TASK GOAL: Line by line, the data below should be set down unchanged, with images excluded.

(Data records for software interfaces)
BEGIN
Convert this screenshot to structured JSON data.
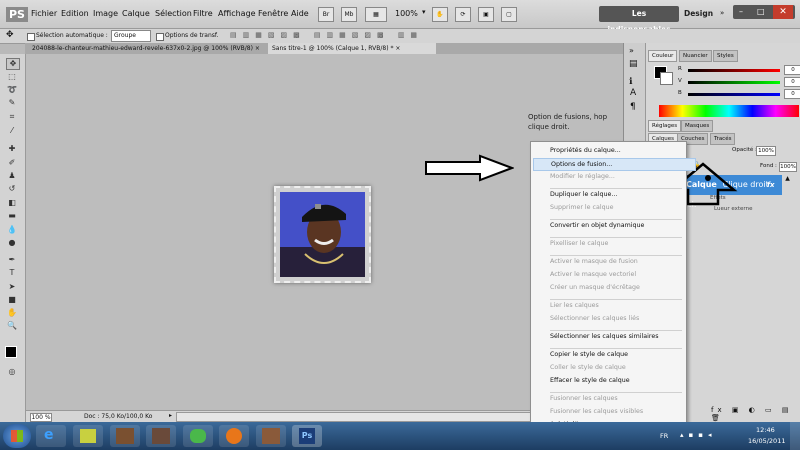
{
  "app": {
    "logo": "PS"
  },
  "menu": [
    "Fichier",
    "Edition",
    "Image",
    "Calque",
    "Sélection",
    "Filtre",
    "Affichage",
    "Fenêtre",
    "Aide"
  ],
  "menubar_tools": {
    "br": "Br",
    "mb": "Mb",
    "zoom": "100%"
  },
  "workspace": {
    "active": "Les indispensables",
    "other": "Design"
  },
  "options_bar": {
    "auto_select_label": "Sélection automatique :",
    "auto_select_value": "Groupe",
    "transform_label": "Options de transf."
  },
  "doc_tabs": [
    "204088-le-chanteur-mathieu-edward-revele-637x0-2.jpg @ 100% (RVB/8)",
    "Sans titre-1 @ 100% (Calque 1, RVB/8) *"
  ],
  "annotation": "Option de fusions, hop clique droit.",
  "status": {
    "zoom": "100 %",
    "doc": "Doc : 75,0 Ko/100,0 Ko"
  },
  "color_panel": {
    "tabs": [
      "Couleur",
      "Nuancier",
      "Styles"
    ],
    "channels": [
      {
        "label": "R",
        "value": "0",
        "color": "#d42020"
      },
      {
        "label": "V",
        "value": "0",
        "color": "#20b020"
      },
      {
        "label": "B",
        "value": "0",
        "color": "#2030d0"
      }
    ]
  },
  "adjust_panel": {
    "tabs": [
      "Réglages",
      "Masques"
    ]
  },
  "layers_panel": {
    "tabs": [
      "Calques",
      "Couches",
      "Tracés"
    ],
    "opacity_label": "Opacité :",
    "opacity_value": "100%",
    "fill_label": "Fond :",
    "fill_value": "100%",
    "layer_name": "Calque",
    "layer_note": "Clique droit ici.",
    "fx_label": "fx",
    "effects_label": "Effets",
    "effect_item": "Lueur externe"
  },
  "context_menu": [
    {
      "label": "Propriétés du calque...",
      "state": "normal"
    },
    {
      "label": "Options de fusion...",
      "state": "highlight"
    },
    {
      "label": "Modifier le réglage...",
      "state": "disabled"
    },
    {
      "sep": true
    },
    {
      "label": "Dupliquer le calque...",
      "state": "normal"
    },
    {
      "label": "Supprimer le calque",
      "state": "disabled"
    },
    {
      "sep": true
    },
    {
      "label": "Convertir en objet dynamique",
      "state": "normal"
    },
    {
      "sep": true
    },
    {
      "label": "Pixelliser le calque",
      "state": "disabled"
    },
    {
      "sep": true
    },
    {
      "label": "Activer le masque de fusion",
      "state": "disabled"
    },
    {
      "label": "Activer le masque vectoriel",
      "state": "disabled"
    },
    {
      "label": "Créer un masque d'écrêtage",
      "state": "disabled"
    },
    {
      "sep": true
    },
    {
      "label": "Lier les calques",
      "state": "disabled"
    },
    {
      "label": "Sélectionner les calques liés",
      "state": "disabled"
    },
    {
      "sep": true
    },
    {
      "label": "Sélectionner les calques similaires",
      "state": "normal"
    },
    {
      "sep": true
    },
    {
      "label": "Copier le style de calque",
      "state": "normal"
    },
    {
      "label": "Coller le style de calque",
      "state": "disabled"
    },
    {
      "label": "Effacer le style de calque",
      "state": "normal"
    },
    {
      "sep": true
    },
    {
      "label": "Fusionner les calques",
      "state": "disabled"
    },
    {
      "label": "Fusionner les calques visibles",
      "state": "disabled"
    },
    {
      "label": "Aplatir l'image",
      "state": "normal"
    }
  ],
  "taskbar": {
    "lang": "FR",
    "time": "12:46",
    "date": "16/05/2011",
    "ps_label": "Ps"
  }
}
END
SOLUTION:
Convert this screenshot to structured JSON data.
{
  "app": {
    "logo": "PS"
  },
  "menu": [
    "Fichier",
    "Edition",
    "Image",
    "Calque",
    "Sélection",
    "Filtre",
    "Affichage",
    "Fenêtre",
    "Aide"
  ],
  "menubar_tools": {
    "br": "Br",
    "mb": "Mb",
    "zoom": "100%"
  },
  "workspace": {
    "active": "Les indispensables",
    "other": "Design"
  },
  "options_bar": {
    "auto_select_label": "Sélection automatique :",
    "auto_select_value": "Groupe",
    "transform_label": "Options de transf."
  },
  "doc_tabs": [
    "204088-le-chanteur-mathieu-edward-revele-637x0-2.jpg @ 100% (RVB/8)",
    "Sans titre-1 @ 100% (Calque 1, RVB/8) *"
  ],
  "annotation": "Option de fusions, hop clique droit.",
  "status": {
    "zoom": "100 %",
    "doc": "Doc : 75,0 Ko/100,0 Ko"
  },
  "color_panel": {
    "tabs": [
      "Couleur",
      "Nuancier",
      "Styles"
    ],
    "channels": [
      {
        "label": "R",
        "value": "0",
        "color": "#d42020"
      },
      {
        "label": "V",
        "value": "0",
        "color": "#20b020"
      },
      {
        "label": "B",
        "value": "0",
        "color": "#2030d0"
      }
    ]
  },
  "adjust_panel": {
    "tabs": [
      "Réglages",
      "Masques"
    ]
  },
  "layers_panel": {
    "tabs": [
      "Calques",
      "Couches",
      "Tracés"
    ],
    "opacity_label": "Opacité :",
    "opacity_value": "100%",
    "fill_label": "Fond :",
    "fill_value": "100%",
    "layer_name": "Calque",
    "layer_note": "Clique droit ici.",
    "fx_label": "fx",
    "effects_label": "Effets",
    "effect_item": "Lueur externe"
  },
  "context_menu": [
    {
      "label": "Propriétés du calque...",
      "state": "normal"
    },
    {
      "label": "Options de fusion...",
      "state": "highlight"
    },
    {
      "label": "Modifier le réglage...",
      "state": "disabled"
    },
    {
      "sep": true
    },
    {
      "label": "Dupliquer le calque...",
      "state": "normal"
    },
    {
      "label": "Supprimer le calque",
      "state": "disabled"
    },
    {
      "sep": true
    },
    {
      "label": "Convertir en objet dynamique",
      "state": "normal"
    },
    {
      "sep": true
    },
    {
      "label": "Pixelliser le calque",
      "state": "disabled"
    },
    {
      "sep": true
    },
    {
      "label": "Activer le masque de fusion",
      "state": "disabled"
    },
    {
      "label": "Activer le masque vectoriel",
      "state": "disabled"
    },
    {
      "label": "Créer un masque d'écrêtage",
      "state": "disabled"
    },
    {
      "sep": true
    },
    {
      "label": "Lier les calques",
      "state": "disabled"
    },
    {
      "label": "Sélectionner les calques liés",
      "state": "disabled"
    },
    {
      "sep": true
    },
    {
      "label": "Sélectionner les calques similaires",
      "state": "normal"
    },
    {
      "sep": true
    },
    {
      "label": "Copier le style de calque",
      "state": "normal"
    },
    {
      "label": "Coller le style de calque",
      "state": "disabled"
    },
    {
      "label": "Effacer le style de calque",
      "state": "normal"
    },
    {
      "sep": true
    },
    {
      "label": "Fusionner les calques",
      "state": "disabled"
    },
    {
      "label": "Fusionner les calques visibles",
      "state": "disabled"
    },
    {
      "label": "Aplatir l'image",
      "state": "normal"
    }
  ],
  "taskbar": {
    "lang": "FR",
    "time": "12:46",
    "date": "16/05/2011",
    "ps_label": "Ps"
  }
}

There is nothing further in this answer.